Role of Women

The First World War had a dramatic effect on the lives of British women. The scale of the conflict, the number of men called on to fight and the huge casualty rate, led women to take on many traditionally male roles. In July 1914 there were 3.2 million women in the British workforce; by January 1918 this had risen to 5 million.

Access to new employment opportunities and the level of responsibility afforded to women, gave them practical skills, economic freedom and a sense of personal independence that they had never had before.

Some of the changes were short-lived - many women were expected to give up their jobs and return to the traditional role of wife and mother once the war was over. However their practical support for the war effort led to a change in attitudes, which also resulted in lasting benefits.
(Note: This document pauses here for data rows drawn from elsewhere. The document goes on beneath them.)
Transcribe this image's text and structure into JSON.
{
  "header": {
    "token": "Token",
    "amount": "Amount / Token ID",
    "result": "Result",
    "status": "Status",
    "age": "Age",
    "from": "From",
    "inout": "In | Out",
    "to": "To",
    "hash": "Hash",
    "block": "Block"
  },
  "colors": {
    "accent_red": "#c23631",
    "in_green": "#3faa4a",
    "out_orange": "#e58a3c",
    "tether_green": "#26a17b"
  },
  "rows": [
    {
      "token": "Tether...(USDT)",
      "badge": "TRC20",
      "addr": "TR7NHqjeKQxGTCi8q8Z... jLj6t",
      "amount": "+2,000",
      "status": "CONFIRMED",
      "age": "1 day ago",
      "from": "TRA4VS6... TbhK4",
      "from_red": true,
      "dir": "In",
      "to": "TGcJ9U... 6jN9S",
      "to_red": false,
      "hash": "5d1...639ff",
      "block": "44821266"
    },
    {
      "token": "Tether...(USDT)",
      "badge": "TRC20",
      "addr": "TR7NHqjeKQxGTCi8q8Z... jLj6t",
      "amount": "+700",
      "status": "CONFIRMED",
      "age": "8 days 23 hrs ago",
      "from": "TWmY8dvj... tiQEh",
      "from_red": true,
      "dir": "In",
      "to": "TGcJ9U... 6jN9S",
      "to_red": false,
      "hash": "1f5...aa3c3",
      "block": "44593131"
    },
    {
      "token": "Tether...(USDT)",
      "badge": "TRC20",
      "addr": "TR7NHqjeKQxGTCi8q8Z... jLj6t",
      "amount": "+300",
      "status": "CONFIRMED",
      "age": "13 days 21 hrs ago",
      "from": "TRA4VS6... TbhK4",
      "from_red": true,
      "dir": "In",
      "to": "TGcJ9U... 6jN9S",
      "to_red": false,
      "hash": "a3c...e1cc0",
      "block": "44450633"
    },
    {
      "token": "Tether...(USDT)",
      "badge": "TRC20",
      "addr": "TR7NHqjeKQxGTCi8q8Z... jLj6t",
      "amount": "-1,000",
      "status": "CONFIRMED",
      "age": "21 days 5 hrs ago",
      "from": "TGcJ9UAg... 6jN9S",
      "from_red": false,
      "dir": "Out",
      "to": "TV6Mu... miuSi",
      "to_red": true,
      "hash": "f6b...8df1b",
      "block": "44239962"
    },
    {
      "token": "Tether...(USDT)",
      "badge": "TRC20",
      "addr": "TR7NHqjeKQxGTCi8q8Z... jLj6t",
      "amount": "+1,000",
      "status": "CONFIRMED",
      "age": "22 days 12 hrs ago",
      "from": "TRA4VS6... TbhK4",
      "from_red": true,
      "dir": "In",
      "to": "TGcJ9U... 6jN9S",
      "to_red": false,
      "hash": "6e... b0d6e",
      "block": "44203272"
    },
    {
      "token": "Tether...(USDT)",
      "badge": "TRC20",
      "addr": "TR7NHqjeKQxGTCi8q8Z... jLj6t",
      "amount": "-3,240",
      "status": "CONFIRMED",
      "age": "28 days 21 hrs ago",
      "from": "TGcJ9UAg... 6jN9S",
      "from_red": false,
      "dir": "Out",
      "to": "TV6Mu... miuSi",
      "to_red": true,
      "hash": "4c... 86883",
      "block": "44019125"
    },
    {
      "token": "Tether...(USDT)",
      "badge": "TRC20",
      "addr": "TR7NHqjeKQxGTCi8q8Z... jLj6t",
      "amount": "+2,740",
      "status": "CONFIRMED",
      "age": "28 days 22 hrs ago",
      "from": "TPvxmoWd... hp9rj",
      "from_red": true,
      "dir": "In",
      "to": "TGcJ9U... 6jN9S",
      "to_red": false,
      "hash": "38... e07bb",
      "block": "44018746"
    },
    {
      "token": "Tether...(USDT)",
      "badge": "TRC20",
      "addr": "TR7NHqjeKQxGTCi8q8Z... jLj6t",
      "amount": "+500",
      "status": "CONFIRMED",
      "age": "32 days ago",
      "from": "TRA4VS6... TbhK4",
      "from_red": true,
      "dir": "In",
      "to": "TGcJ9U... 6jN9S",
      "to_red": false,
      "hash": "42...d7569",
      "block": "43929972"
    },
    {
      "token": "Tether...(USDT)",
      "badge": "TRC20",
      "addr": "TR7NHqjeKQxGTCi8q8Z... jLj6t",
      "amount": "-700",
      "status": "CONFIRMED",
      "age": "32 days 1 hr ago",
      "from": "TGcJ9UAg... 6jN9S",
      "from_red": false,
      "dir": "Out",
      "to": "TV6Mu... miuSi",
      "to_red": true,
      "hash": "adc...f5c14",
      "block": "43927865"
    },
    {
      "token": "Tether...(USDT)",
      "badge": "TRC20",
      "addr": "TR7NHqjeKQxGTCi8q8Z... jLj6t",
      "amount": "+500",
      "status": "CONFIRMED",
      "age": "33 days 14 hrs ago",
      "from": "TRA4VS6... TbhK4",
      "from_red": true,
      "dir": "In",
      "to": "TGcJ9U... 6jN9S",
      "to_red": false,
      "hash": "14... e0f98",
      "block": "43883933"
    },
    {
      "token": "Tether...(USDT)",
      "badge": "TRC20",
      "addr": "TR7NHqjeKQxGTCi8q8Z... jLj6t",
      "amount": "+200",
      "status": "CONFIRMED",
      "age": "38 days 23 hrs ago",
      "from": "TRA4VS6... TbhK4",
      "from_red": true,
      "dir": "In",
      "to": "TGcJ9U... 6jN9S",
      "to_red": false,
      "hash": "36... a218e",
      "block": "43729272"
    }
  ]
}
They were granted the right to vote in 1918 and were able to stand as M.Ps, there was improved access to education and different types of employment.

The women of Merton played a vital wartime role, leading recruitment drives, nursing, fundraising and taking on farming and industrial jobs, including munitions work. For more information, click on the links below:

The Suffragettes

Transport Work


For more details, see the Health and Welfare and Volunteer Aid Detachment sections.



Suppliers of gunpowder to the Crown since the seventeenth century, Pains Fireworks moved to Mitcham in 1872. The firm manufactured high quality fireworks for coronations and celebratory events all over the world. During the Great War, Pain's employed over 1000 workers, many of them local women, making Very lights, flares and munitions for the military.